….the absence of my own possibilities sometimes feels like a phantom limb reminding me of all that will never be….
Okay, so, in my little “About” page, I made some ridiculous statement about not feeling like I had grown chronologically older since 25 or so, and I went on and on and on about “vertical” versus “horizontal” movement of time and growth and something about wisdom trumping years and blah, blah, friggin’ blah.
Well I am back — a mere five days after the fact — to tell you all that whatever I thought I was selling is such a pantload of crap. Cancel your orders. Don’t buy it. I’ve already boxed mine up and returned to sender (which would be me, actually — I’m the sender — so now I get to figure out how to repackage such a false notion and try for the re-sell next season).

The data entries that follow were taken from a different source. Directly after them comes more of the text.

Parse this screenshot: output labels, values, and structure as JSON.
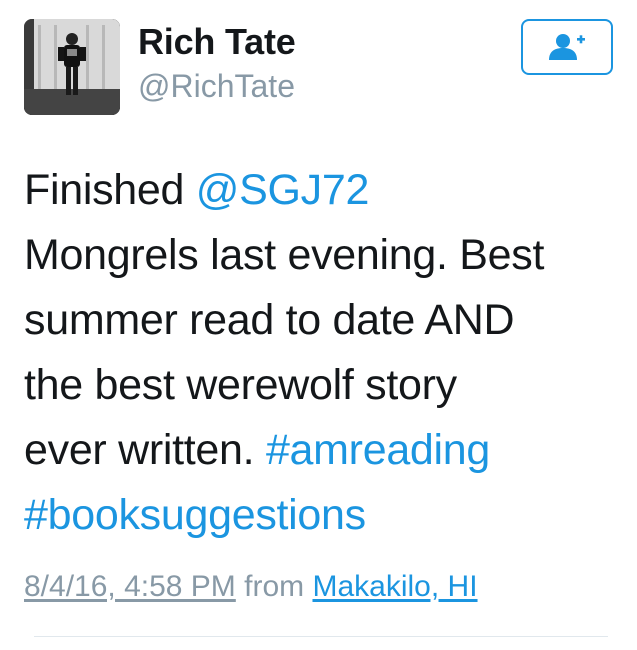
{
  "user": {
    "display_name": "Rich Tate",
    "username": "@RichTate"
  },
  "follow_button": {
    "icon": "add-user-icon",
    "color": "#1b95e0"
  },
  "tweet": {
    "lines": [
      [
        {
          "text": "Finished ",
          "link": false
        },
        {
          "text": "@SGJ72",
          "link": true
        }
      ],
      [
        {
          "text": "Mongrels last evening. Best",
          "link": false
        }
      ],
      [
        {
          "text": "summer read to date AND",
          "link": false
        }
      ],
      [
        {
          "text": "the best werewolf story",
          "link": false
        }
      ],
      [
        {
          "text": "ever written. ",
          "link": false
        },
        {
          "text": "#amreading",
          "link": true
        }
      ],
      [
        {
          "text": "#booksuggestions",
          "link": true
        }
      ]
    ]
  },
  "meta": {
    "timestamp": "8/4/16, 4:58 PM",
    "from_label": " from ",
    "place": "Makakilo, HI"
  },
  "colors": {
    "link": "#1b95e0",
    "secondary": "#8899a6",
    "text": "#14171a"
  }
}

Anyone in my most intimate circle knows that I talk incessantly about getting older. I mean, like, incessantly (J and M, thank you for always listening, btw). And I most certainly do not mean older “out” like I would have had you all believe, but I mean older “up.” Up in age. Up in years completed orbiting the Sun. Up in moments gone by. Up in number of pounds that won’t budge from my middle, in the number of creases that frame my eyes when I smile, in the sixteenth-of-an-inch increments that I swear — swear to goodness — I notice my hairline receding by every few months. Older. I am getting older, and I feel it now. I feel the weight of that movement — that upward movement — every. single. day.
When I was a kid, I couldn’t wait — couldn’t wait — to get to the “next big thing.” I was never ever satisfied with where I was. Too restless to live in the moment, I could never carpe diem. Rather than “carpe”-ing I just, well, carped. I could include several quotes here mimicking the “me” that I was during each phase of life that I deemed a necessary evil on the way to the golden ring (the golden ring always changed, by the way — being old enough to go to junior high, old enough for high school, old enough to date, to vote, to get a real job, be married). But I think you get the point. And yes, I listed voting. I did not list driving. I am a nerd. I already know this, thank you.
And now? Now I want to hold on to every moment of every day– down to the second. I am absolutely beyond myself at the notion of putting another year behind me.
I don’t know how so much of my 30’s has escaped me. Well, maybe I do. I got married young by today’s standards (one month after turning 23). While my peers were still dating and job-hopping, I was celebrating wedding anniversaries and managing a joint checking account. And then I got pregnant at 25. And again 15 months later. Before I had turned 30, my husband and I were eyeballs-deep in meeting a mortgage, rearing school-aged children, negotiating in-laws, and hunkering down in our “forever” careers (my husband’s outside the home, mine inside of it). My late 20’s and early 30’s were a blur because I was bum rushed by the milestones that most others parse out — allowing at least a few years between each of life’s big “gets.” When I finally got my sea legs aboard this existence I created on the fly, I was somehow already 34. And I was incredibly aware of my age.
Huh. That’s funny. 34 doesn’t sound old. And further more, things slowed down considerably at 34. These last two years, my life has been relatively static. Kids are incredibly self-sufficient. My return to graduate school was slow, and very very part-time; upon graduation, it was agreed that I’d hold off on re-entering the outside workforce for at least a little while. Marriage kinks had been more or less ironed out several years ago — we’ve long found our rhythm as a couple. So, what gives? I thought it was the “fast” of it all until I entered the “slow” and still felt panicky. I could never really put my finger on it. Why I was obsessed with age. Why I felt old.
There was one thing that should have clued me in: I repeatedly considered women who were older than me quite young. Why? It all came down to their level of “settled”-ness. For example, a particular acquaintance of mine: At seven years my senior, she still seemed to me just beginning her life. She had deliberately developed a nice career that still offered much upward movement. She was in a lovely condo in an important city. She had established a serious relationship with someone she might very well marry. She had things that mirrored all that I had with one exception: she had an “out” from it all. With no wedding ring, no mortgage deed, and no children, this friend still had one foot in the land of infinite possibilities. And, while I would never in a million, zillion, trillion years ever, ever, ever want any “out” from my beautiful family and the life that we’ve built, the absence of my own possibilities sometimes feels like a phantom limb reminding me of what will never be.
Could this be at the root of my whole “getting older” conundrum? Was it not so much increasing years, but decreasing possibilities that was making me mourn for yesterday, and last month, and last year?
With this stressor always at play in the recesses of my mind, my heart, and my soul, I was ever grateful to come across this post by blogger Jennifer Fulwiler: Behind the Scenes of a Mid-Life Crisis. I read it, and I knew. This was it. What she said. Exactly what she said. All of it. I would love for each of you to take a few minutes to read her words; whether you share in my fear of getting older or not, I think there is still wisdom to be gleaned.
Do any of you feel like me? Anyone unsettled about being settled? Let’s discuss.